Distributional patterns and tectonic development in Indonesia: Wallace reinterpreted
Australian Systematic Botany
4(1) 25 - 36

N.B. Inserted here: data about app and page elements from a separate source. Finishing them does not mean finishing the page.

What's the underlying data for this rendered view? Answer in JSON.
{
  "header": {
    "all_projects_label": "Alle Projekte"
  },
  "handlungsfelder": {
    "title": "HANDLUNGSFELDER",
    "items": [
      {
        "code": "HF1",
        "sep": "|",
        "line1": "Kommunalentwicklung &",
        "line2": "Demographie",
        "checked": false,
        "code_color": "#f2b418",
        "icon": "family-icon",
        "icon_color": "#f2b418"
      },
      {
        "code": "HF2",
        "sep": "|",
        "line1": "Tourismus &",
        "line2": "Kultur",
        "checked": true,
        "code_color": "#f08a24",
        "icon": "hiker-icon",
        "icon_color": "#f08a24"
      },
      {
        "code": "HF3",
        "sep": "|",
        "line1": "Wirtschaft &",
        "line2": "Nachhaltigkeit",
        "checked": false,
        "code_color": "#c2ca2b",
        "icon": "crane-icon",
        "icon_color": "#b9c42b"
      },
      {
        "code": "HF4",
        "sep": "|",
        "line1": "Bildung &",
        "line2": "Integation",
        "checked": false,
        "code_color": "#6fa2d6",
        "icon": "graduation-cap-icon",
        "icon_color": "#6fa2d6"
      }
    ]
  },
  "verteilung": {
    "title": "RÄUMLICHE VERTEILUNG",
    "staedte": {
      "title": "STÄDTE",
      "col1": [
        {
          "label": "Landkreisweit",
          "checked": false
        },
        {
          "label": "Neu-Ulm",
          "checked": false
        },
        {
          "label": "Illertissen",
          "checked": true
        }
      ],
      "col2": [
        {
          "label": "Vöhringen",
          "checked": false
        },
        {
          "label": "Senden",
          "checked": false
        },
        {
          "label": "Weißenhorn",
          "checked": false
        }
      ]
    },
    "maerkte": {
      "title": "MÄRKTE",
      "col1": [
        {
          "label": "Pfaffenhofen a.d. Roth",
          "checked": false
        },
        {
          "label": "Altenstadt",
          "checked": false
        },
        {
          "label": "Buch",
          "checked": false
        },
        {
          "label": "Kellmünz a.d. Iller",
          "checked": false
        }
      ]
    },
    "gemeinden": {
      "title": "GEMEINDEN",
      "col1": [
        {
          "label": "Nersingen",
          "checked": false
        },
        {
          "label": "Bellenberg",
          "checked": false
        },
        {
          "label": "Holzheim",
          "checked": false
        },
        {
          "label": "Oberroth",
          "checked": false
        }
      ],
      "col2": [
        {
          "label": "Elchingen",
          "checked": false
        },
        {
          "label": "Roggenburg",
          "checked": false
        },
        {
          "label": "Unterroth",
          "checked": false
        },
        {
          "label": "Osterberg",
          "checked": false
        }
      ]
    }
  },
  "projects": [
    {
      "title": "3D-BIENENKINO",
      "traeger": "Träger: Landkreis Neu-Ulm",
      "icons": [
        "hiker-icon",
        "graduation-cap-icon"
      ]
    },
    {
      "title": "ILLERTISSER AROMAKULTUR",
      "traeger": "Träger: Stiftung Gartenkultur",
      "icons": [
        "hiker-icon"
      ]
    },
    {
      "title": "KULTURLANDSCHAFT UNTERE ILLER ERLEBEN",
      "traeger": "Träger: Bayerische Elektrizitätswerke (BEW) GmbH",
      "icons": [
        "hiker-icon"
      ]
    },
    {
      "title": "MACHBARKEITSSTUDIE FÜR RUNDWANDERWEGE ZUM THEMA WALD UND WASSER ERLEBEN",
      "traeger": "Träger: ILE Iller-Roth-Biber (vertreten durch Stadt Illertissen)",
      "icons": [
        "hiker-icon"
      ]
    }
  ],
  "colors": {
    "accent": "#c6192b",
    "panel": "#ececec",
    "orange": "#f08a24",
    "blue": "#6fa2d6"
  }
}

A. R. Wallace's name will always be linked with what was known as the Malay Archipelago, and thus it seems appropriate to reassess his contribution to Indonesian biogeography. Wallace is often regarded as the founder of 'dispersalist' biogeography. However, this simplified view seriously misrepresents Wallace's position, which was that animal and plant distributions in Indonesia could be understood in terms of the region's geological history. This view is contrasted with that of dispersalist biogeography, which is that present distributions are the result of unique events, that the present is a consequence of past accidents. The results of Wallace's work are outlined and are reinterpreted in the light of modern evidence about the tectonic development of this region. It is concluded that Wallace's observations are broadly intelligible in the light of what is known about Indonesia's geological history. There is much to gain by biogeographers and geologists working together more closely in Indonesia, for there are many outstanding problems that require resolution. This then is one future direction that may be taken as we stand at the crossroads.
Full text doi:10.1071/SB9910025
© CSIRO 1991